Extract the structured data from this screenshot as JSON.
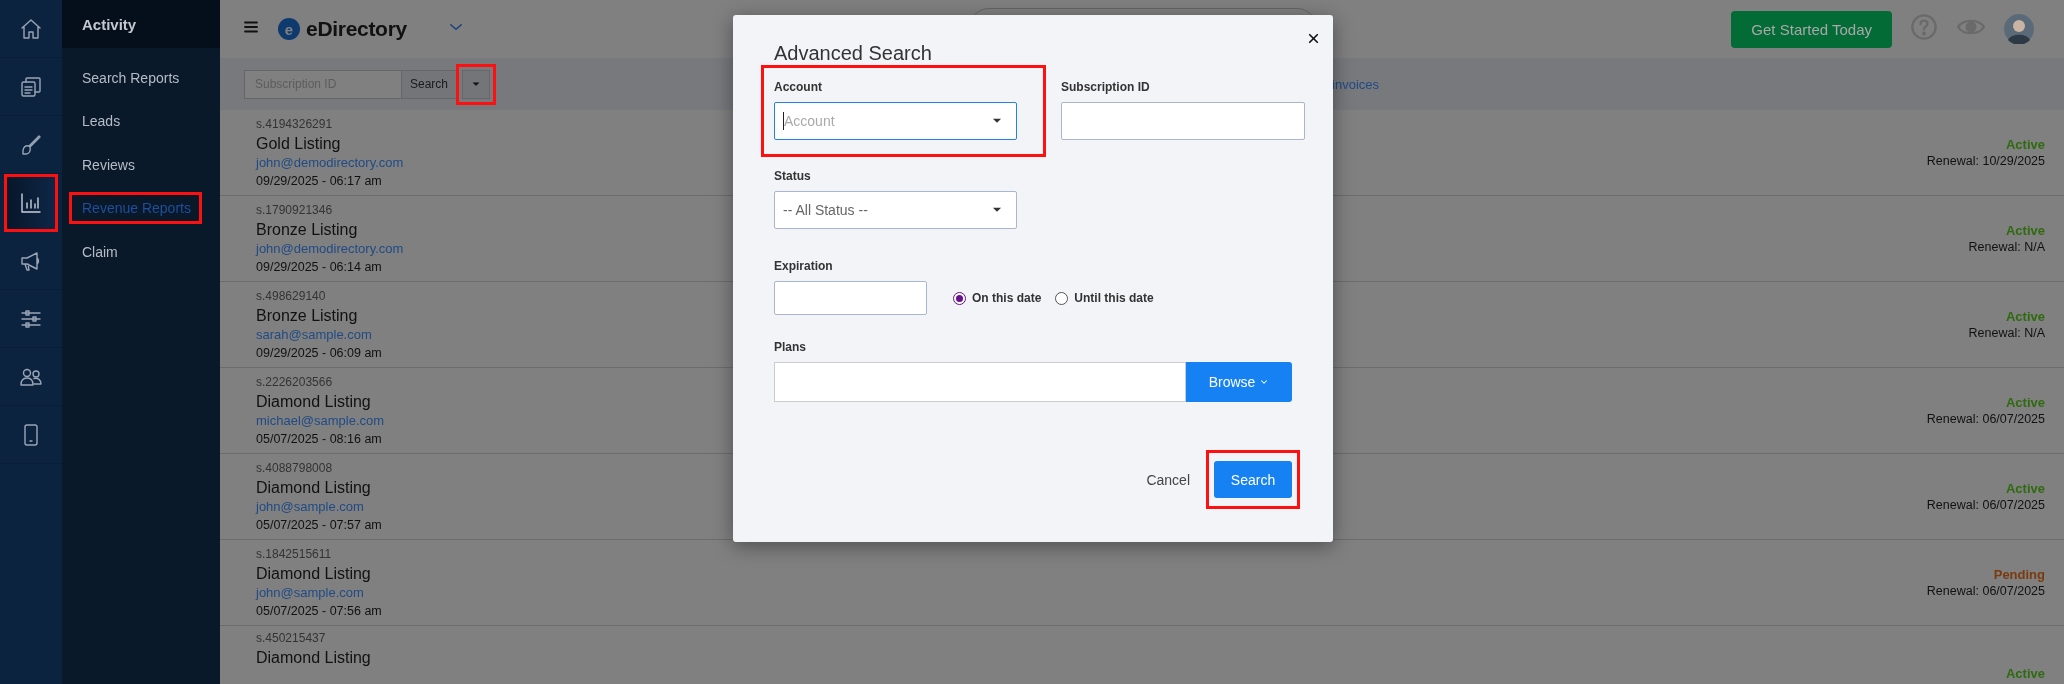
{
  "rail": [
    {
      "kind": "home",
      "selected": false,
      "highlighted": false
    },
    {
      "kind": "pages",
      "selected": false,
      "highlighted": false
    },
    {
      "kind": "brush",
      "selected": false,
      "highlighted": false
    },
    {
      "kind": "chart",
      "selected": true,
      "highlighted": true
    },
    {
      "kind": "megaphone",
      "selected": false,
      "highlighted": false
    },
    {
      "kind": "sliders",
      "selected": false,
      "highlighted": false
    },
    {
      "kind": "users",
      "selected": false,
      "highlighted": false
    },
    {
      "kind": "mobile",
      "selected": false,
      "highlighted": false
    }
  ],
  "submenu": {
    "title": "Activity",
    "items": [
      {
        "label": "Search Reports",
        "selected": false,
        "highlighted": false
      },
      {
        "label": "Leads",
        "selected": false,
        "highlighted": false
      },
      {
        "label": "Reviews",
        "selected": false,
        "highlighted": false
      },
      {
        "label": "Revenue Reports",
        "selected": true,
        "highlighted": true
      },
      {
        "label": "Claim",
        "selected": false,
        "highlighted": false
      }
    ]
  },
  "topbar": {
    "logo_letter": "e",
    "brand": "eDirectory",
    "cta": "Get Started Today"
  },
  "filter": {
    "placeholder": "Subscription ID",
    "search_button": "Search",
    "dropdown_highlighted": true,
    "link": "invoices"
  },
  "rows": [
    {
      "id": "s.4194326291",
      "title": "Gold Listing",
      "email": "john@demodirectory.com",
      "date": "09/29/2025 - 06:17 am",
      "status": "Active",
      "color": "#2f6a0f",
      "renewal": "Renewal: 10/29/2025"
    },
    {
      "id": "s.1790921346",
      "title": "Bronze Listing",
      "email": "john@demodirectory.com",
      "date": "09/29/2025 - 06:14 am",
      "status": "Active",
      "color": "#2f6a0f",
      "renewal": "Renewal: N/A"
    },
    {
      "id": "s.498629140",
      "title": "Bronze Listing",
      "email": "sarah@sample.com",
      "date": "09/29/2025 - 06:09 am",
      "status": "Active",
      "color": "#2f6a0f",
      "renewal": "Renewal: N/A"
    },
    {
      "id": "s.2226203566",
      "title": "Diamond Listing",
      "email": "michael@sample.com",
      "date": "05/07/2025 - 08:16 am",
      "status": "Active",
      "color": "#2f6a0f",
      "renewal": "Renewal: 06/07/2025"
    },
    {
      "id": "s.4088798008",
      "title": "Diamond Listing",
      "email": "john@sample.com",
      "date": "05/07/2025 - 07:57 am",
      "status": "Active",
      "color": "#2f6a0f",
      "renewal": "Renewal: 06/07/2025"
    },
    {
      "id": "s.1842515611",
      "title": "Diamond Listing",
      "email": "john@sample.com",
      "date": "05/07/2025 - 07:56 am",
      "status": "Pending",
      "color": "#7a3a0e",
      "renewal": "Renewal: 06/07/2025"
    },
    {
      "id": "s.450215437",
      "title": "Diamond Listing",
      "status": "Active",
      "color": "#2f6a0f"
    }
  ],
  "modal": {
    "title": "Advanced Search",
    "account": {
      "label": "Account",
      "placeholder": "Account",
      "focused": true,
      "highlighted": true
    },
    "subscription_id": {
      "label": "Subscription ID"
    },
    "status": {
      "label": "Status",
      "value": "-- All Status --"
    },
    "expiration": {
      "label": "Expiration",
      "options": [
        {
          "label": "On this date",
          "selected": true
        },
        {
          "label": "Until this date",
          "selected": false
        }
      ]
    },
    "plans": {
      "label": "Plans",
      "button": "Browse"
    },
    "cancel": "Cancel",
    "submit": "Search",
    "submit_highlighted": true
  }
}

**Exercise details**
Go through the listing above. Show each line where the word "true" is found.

**Problem solution**
      "selected": true,
      "highlighted": true
        "selected": true,
        "highlighted": true
    "dropdown_highlighted": true,
      "focused": true,
      "highlighted": true
          "selected": true
    "submit_highlighted": true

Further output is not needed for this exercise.